two forms of mitral valve regurgitation (MR): chronic
and acute. Chronic mitral valve regurgitation develops slowly over several
years. Acute MR develops suddenly.
Chronic mitral valve regurgitation
There are two types of chronic mitral valve regurgitation: primary and secondary.
Primary means there is a problem with the anatomy of the valve. The valve does not work well and does not close tightly.
Primary regurgitation can be caused by:
- Calcium buildup as a person ages. The mitral valve may become hard, or calcified,
around the tough ring of tissue (annulus) to which the mitral valve flaps are
attached. Normally the mitral annulus is soft and flexible. But as a person
ages, calcium may build up inside the annulus. This hardened mitral valve
cannot close completely, and blood leaks backward (regurgitates) into the upper
left chamber of the heart (atrium).
- Mitral valve prolapse.
- Heart defects or
abnormalities present at birth (congenital heart defects).
- Endocarditis, which is an infection of
the lining of the heart and heart valves. This infection can scar the mitral
- Autoimmune diseases that
can damage the mitral valve, such as
rheumatoid arthritis or
- Marfan's syndrome, which is a connective tissue
- Rheumatic fever, which can scar the heart valves. This can prevent them from closing completely.
- Previous use of the
weight-loss medicine fen-phen (phentermine and fenfluramine/dexfenfluramine),
which appears to increase the risk of heart valve disease.
- Injury to the heart or the chordae tendineae, which are
strong, flexible cords that control the opening and closing of the mitral
Secondary means another heart problem is causing the valve to not close tightly.

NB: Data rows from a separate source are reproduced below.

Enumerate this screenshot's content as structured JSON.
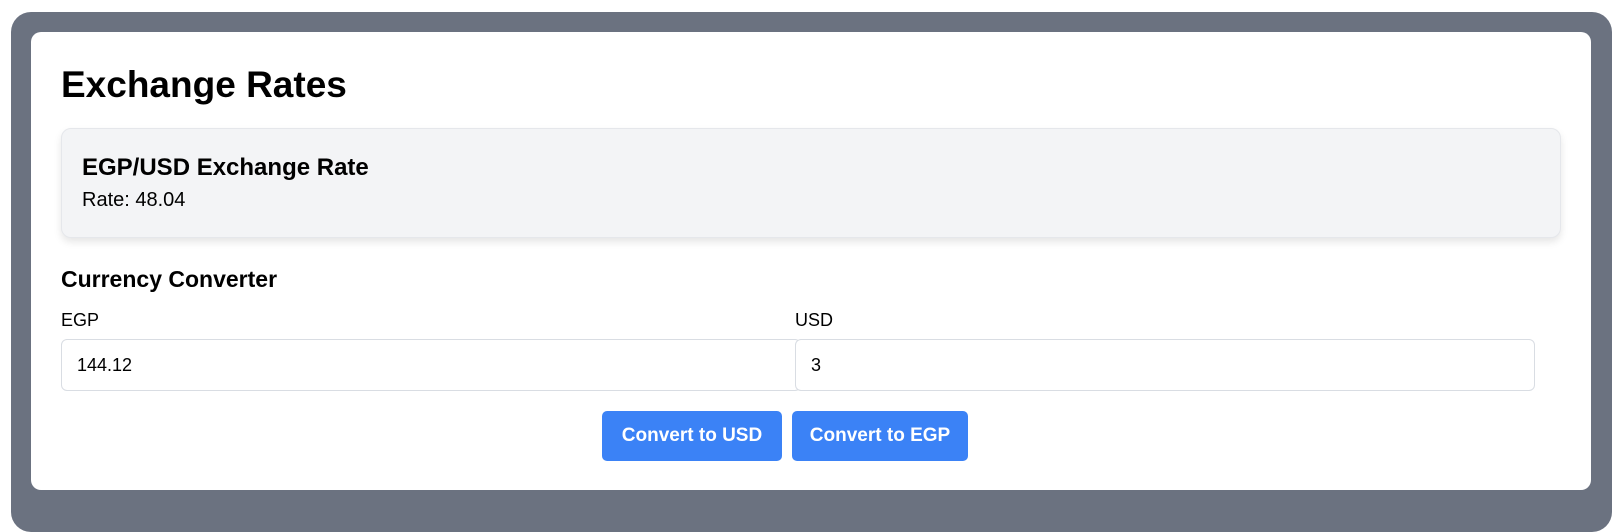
{
  "page": {
    "title": "Exchange Rates"
  },
  "rate_card": {
    "title": "EGP/USD Exchange Rate",
    "rate_label": "Rate:",
    "rate_value": "48.04"
  },
  "converter": {
    "title": "Currency Converter",
    "egp": {
      "label": "EGP",
      "value": "144.12"
    },
    "usd": {
      "label": "USD",
      "value": "3"
    },
    "convert_to_usd_label": "Convert to USD",
    "convert_to_egp_label": "Convert to EGP"
  },
  "colors": {
    "frame": "#6b7280",
    "card": "#ffffff",
    "rate_card_bg": "#f3f4f6",
    "button": "#3b82f6",
    "button_text": "#ffffff"
  }
}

The anatomy of the valve is typically normal. The heart problem affects the heart muscle, and this causes regurgitation.
Secondary regurgitation can be caused by heart problems that affect the left ventricle. These problems include:
Acute mitral valve regurgitation
valve regurgitation occurs when the mitral valve or one of its supporting
structures ruptures suddenly, creating an immediate overload of blood volume
and pressure in the left side of the heart. Your heart
doesn't have time to adjust to the increased volume and pressure of blood (as it does in chronic MR).
Causes of sudden rupture include:
- Injury to the chordae tendineae. Endocarditis may also cause the chordae
tendineae to rupture.
- Injury to the chest.
- Heart attack,
which may cause the rupture of the muscle (papillary) surrounding the valve.
- Problems with a
prosthetic mitral valve.
- Perforation of
the mitral valve flap (leaflet), caused by endocarditis.